It is suggested that humans drink roughly eight glasses of water per day for optimal health. Yet this summer, it was required for Seaholm students to read 248-page “Bottlemania” by Elizabeth Royte for optimal knowledge on this year’s district theme of sustainability.
The novel analyzes the potential dangers of both bottled and tap water, while also addressing possible solutions to ensure safe drinking water.
According to Principal Deanna Barash, the process of choosing “Bottlemania” involved a reading committee of one student and five teachers.
“We all read a different book,” Barash said. “We came back together and rated them based on readability, how it impacted sustainability, and whether or not it was interesting.”

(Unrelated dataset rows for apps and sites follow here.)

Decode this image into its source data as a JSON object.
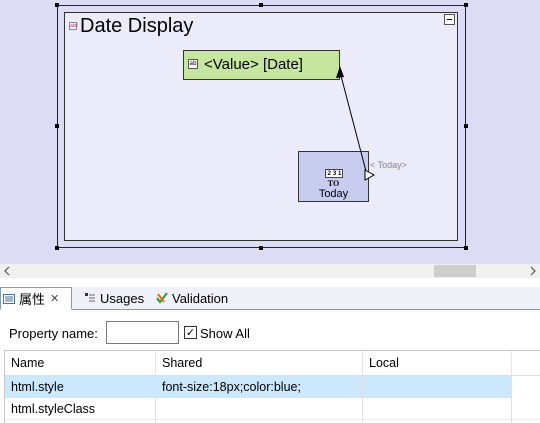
{
  "canvas": {
    "container_title": "Date Display",
    "value_field": "<Value> [Date]",
    "today_node": {
      "icon_text": "2 3 1",
      "code": "TO",
      "label": "Today",
      "port_label": "< Today>"
    }
  },
  "tabs": [
    {
      "label": "属性",
      "icon": "properties-icon",
      "active": true,
      "closable": true
    },
    {
      "label": "Usages",
      "icon": "usages-icon",
      "active": false
    },
    {
      "label": "Validation",
      "icon": "validation-icon",
      "active": false
    }
  ],
  "properties": {
    "name_label": "Property name:",
    "name_value": "",
    "show_all_label": "Show All",
    "show_all_checked": true
  },
  "table": {
    "columns": [
      "Name",
      "Shared",
      "Local",
      ""
    ],
    "rows": [
      {
        "name": "html.style",
        "shared": "font-size:18px;color:blue;",
        "local": "",
        "selected": true
      },
      {
        "name": "html.styleClass",
        "shared": "",
        "local": "",
        "selected": false
      },
      {
        "name": "",
        "shared": "",
        "local": "",
        "selected": false
      }
    ]
  }
}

After a discussion process, the committee chose “Bottlemania” as the school’s summer read.
“We felt that it had the best readability,” Barash said. “It was something where we could have a project and maybe do some work with it.”
Requiring the same novel for all grade levels and faculty was new for Seaholm this year. Barash was interested in the whole school reading the same book.
“One reason is because the districts theme this year is sustainability and secondly because I really wanted to do a school-wide summer read,” Barash said. “I’ve done that in my previous district and when students go to college, they will probably do that before starting their freshmen year.”
Assistant principal, Deb Boyer, was also in favor of a school-wide summer reading assignment.
“The idea was that we all do something together and we can discuss deeper issues,” Boyer said. “For once all of us are in the same boat; all of us are learners together.”
Although administration supported the idea of “Bottlemania” and the entire school reading it, students had mixed reviews.
“Having the whole school read the same book is a bad idea in the first place,” senior Alex Voronivich said. ”How a freshman interprets a book is substantially different than how a senior would interpret it.”
Voronovich believes the school should have taken a more traditional route with the assignment.
“If the whole school is required to read a book, why not a classic like ‘The Catcher in The Rye’ or ‘1984’,” Voronovich said. “Chances are in ten years I won’t remember ‘Bottlemania’, but I’ll definitely remember ‘1984’ and it’s message.”
Although Voronovich didn’t find the summer assignment useful, some students viewed the assignment as a learning experience.
“I liked how it went much more in depth than I expected,” freshman Abby Bernard said. “It explained what’s really going on in the bottled water industry from multiple point of views.”
Students were required to respond to three 250 word essays based on the prompts available on the Seaholm website.
Author Elizabeth Royte will be visiting Seaholm to discuss the novel with staff and students.
“I think it’s cool if you actually hear from the person who’s written it and done the research behind it,” Barash said. “We could’ve just done discussion like all the books you read in class, assuming we knew what the author meant. This is her chance to come in and talk about what she’s written.”
The district’s theme of sustainability certainly hit home with this summer’s school-wide read.
“If there’s anything we learn, it’s no matter where water comes from we have to be very conservative,” Barash said.